An Analogy for the Church?

For Christians, there’s a parallel message running alongside the main plot.

The Circle may be a dumb movie, but it paints a realistic picture of how some churches become very cult-like. When Emma Watson’s co-workers feign concern in the aforementioned scene, it’s the most crafty version of manipulation; painted over with positivity, when it’s really all about control.

The Circle asks what happens if a corporation takes over every part of the lives of their employees.

The fictional company demands control over even the non-working hours and social lives of Circle team members. The whole thing comes across as a bit silly, since no major tech company has ever been accused of behavior even remotely close to that.

But there is one place where members are drawn in, then manipulated and coerced into a narrow band of acceptable behavior: in unhealthy Christian groups across the United States.

It’s far from the norm, but examples of extreme control over members does seem to be a growing trend. In 2015, Karen Hinkley and the Village Church, home of Matt Chandler, a popular pastor, author and the president of the Acts 29 church planting network, became the center of heated controversy.

Hinkley sought a divorce from her husband Joel, a former missionary who had been fired for viewing child porn. Village Church leaders told Karen that she should have consulted with them before filing paperwork.

The leaders cited Village Church’s covenant membership policies and informed Karen that she could not withdraw her membership while under church discipline. Karen requested Village Church “refrain from any future communication on my behalf to my friends, family and supporters,” which church leaders ignored for weeks.

There’s no evidence Chandler was aware of these events as they were unfolding. In May 2015, Chandler apologized via a sermon, without mentioning Hinkley by name, and admitted the leader’s behavior toward Hinkley had crossed the line from counseling to control. She later said she forgave church leaders.

Compared to some incidents of cults popping up within Christianity, Hinkley got off relatively easy, as the damage was only emotional and psychological.

In 2012, former International House of Prayer intern Bethany Deaton died. The apparent suicide, later investigated as a potential murder, never reached trial. However, there’s no doubt that one way or another, Bethany’s death was a result of being involved in a Bible study at Southwestern University led by her husband, Tyler Deaton.
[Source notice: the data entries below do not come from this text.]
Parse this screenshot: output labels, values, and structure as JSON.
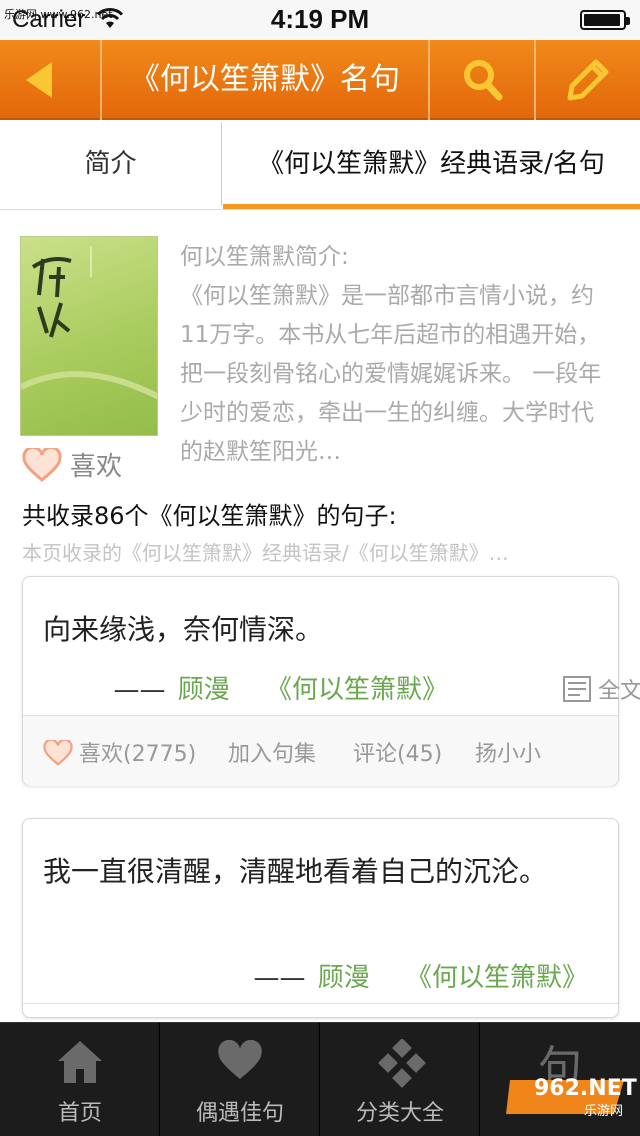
{
  "status_bar": {
    "carrier": "Carrier",
    "watermark": "乐游网 www.962.net",
    "time": "4:19 PM",
    "battery_level": 0.95
  },
  "nav": {
    "title": "《何以笙箫默》名句",
    "back_icon": "back-arrow-icon",
    "search_icon": "search-icon",
    "edit_icon": "pencil-icon",
    "accent": "#ea7512"
  },
  "tabs": [
    {
      "label": "简介",
      "selected": false
    },
    {
      "label": "《何以笙箫默》经典语录/名句",
      "selected": true
    }
  ],
  "intro": {
    "heading": "何以笙箫默简介:",
    "body": "《何以笙箫默》是一部都市言情小说，约11万字。本书从七年后超市的相遇开始，把一段刻骨铭心的爱情娓娓诉来。 一段年少时的爱恋，牵出一生的纠缠。大学时代的赵默笙阳光…",
    "like_label": "喜欢"
  },
  "collection": {
    "total_text": "共收录86个《何以笙箫默》的句子:",
    "subtitle": "本页收录的《何以笙箫默》经典语录/《何以笙箫默》…"
  },
  "quotes": [
    {
      "text": "向来缘浅，奈何情深。",
      "dash": "——",
      "author": "顾漫",
      "book": "《何以笙箫默》",
      "fulltext_label": "全文",
      "actions": {
        "like": "喜欢(2775)",
        "collect": "加入句集",
        "comment": "评论(45)",
        "user": "扬小小"
      }
    },
    {
      "text": "我一直很清醒，清醒地看着自己的沉沦。",
      "dash": "——",
      "author": "顾漫",
      "book": "《何以笙箫默》"
    }
  ],
  "tab_bar": [
    {
      "label": "首页",
      "icon": "home-icon"
    },
    {
      "label": "偶遇佳句",
      "icon": "heart-icon"
    },
    {
      "label": "分类大全",
      "icon": "category-icon"
    },
    {
      "label": "",
      "glyph": "句",
      "icon": "sentence-icon"
    }
  ],
  "watermark": {
    "text": "962.NET",
    "sub": "乐游网"
  }
}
What started as a simple time of prayer and Scripture turned into something much darker. Over the course of several years, Tyler took control of the finances and life decisions of several members of the group. The “Bible study” lived together, pooled their wages and were required to attend several events each week.

Even the smallest step out of line could lead Tyler to accuse a member of being demon possessed. As the group’s leader, Tyler regularly demanded members do anything from abstain from listening to all music to breaking off a romantic relationship, to shunning friends and relatives.

The extreme control only ended with the death of Tyler’s wife, Bethany. Micah Moore, a member of the group, initially confessed to murdering Bethany at Tyler’s request, so Bethany wouldn’t go public with alleged sexual assaults within the group, but was later acquitted.  IHOP said the church had no knowledge of Tyler’s dangerous and controlling behavior.

Those are just two stories that have found national media attention.

However, Christianity is littered with stories of heartbreak and devastation from incidents where a leader crossed the line from counselor and shepherd to master manipulator for money, sex or simply the rush of being in control of every aspect of other people’s lives.

The Circle may be a bad movie, but it serves as an excellent allegory for how Christian ministries or faith-based groups operate when they spiral into cults.

If there’s any redeeming value of The Circle, it’s to spark Christians to question who seeks to track and control us, regardless if the offender is an unhealthy spiritual leader or a massive corporation.